#### [Exercise]
Once you find the line containing "Decode this image", output it and every line after it to the end of the records, exactly.

Data about app and page elements:
* * * * * * *

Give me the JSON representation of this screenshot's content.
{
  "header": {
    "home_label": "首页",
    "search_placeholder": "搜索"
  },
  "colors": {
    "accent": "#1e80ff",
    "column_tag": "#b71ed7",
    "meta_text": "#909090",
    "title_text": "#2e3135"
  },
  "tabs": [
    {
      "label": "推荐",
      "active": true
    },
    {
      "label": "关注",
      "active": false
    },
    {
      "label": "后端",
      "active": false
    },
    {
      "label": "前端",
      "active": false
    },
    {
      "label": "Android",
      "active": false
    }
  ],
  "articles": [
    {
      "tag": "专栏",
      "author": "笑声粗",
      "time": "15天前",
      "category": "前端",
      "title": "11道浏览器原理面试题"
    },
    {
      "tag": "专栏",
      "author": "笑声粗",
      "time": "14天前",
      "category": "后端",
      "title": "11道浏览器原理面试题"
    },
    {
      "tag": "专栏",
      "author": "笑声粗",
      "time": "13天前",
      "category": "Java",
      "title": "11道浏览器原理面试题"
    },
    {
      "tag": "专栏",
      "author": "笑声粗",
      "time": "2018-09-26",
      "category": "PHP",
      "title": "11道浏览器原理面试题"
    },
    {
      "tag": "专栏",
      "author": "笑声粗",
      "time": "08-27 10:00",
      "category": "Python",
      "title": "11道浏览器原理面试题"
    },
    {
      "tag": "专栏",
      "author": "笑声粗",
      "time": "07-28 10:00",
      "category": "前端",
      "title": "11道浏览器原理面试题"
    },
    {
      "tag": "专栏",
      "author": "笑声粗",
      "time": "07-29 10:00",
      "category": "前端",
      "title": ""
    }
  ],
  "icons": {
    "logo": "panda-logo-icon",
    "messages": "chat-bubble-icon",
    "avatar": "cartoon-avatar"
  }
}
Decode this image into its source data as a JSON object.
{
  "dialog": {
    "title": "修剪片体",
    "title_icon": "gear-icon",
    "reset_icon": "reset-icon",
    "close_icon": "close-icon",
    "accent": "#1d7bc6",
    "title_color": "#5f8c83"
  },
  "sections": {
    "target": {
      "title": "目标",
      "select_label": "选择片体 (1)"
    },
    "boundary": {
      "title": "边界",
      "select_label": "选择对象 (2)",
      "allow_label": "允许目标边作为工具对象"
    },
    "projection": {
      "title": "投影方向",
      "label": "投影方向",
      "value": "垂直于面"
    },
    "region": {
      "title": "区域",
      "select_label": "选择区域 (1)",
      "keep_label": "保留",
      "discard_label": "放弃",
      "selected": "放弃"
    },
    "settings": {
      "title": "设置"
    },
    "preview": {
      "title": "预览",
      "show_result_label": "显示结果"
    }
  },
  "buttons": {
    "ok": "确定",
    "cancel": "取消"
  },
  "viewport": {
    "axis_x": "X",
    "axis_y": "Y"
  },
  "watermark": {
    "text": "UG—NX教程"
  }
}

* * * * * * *

#### [Task answer]
Decode this image into its source data as a JSON object.
{
  "dialog": {
    "title": "修剪片体",
    "title_icon": "gear-icon",
    "reset_icon": "reset-icon",
    "close_icon": "close-icon",
    "accent": "#1d7bc6",
    "title_color": "#5f8c83"
  },
  "sections": {
    "target": {
      "title": "目标",
      "select_label": "选择片体 (1)"
    },
    "boundary": {
      "title": "边界",
      "select_label": "选择对象 (2)",
      "allow_label": "允许目标边作为工具对象"
    },
    "projection": {
      "title": "投影方向",
      "label": "投影方向",
      "value": "垂直于面"
    },
    "region": {
      "title": "区域",
      "select_label": "选择区域 (1)",
      "keep_label": "保留",
      "discard_label": "放弃",
      "selected": "放弃"
    },
    "settings": {
      "title": "设置"
    },
    "preview": {
      "title": "预览",
      "show_result_label": "显示结果"
    }
  },
  "buttons": {
    "ok": "确定",
    "cancel": "取消"
  },
  "viewport": {
    "axis_x": "X",
    "axis_y": "Y"
  },
  "watermark": {
    "text": "UG—NX教程"
  }
}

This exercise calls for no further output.